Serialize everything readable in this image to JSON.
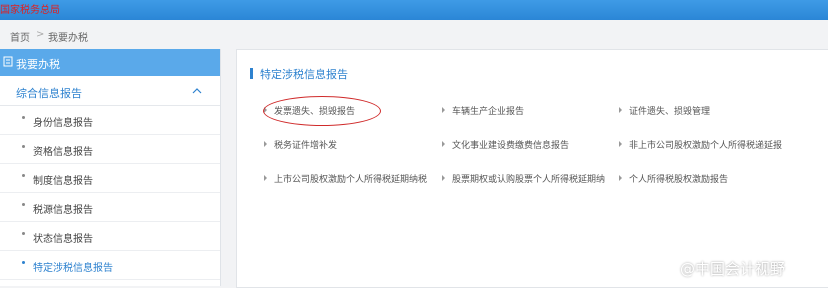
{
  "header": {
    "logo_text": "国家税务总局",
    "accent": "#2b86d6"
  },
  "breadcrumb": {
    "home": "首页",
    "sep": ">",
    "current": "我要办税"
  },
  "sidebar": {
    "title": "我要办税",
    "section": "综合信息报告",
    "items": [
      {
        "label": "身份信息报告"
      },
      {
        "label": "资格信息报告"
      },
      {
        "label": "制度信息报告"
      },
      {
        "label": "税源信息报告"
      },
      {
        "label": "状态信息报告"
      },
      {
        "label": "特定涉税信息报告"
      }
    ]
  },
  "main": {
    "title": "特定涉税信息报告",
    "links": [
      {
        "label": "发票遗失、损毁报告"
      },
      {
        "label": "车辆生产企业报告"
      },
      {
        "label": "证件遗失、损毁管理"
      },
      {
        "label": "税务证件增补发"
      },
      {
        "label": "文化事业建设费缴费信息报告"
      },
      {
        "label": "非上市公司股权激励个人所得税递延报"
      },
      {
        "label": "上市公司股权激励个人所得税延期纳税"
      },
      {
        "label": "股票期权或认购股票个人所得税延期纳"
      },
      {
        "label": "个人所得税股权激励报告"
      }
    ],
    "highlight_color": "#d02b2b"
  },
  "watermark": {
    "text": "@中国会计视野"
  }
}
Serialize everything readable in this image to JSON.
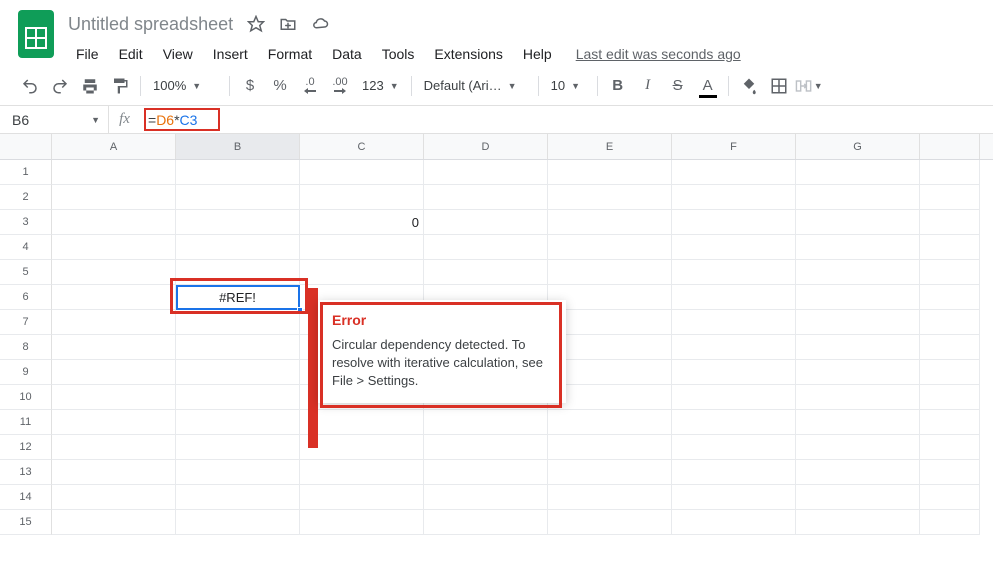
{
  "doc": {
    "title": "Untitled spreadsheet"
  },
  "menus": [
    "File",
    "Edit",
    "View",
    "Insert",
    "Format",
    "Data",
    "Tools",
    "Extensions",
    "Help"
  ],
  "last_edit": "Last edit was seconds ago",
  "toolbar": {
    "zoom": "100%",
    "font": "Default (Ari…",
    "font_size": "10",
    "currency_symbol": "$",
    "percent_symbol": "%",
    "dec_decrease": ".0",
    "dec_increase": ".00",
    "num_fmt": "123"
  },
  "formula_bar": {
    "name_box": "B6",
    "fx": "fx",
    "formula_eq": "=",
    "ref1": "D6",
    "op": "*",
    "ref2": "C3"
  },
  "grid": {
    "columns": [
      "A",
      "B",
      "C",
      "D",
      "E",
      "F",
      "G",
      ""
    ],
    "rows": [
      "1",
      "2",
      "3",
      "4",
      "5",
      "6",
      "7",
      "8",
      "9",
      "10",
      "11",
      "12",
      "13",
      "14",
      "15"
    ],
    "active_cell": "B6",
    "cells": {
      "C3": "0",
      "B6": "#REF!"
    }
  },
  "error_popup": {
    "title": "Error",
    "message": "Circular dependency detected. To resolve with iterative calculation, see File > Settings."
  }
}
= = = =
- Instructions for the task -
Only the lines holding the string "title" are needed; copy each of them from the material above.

- Answer section -
    "title": "我要办税",
    "title": "特定涉税信息报告",
    "title": "Untitled spreadsheet"
    "title": "Error",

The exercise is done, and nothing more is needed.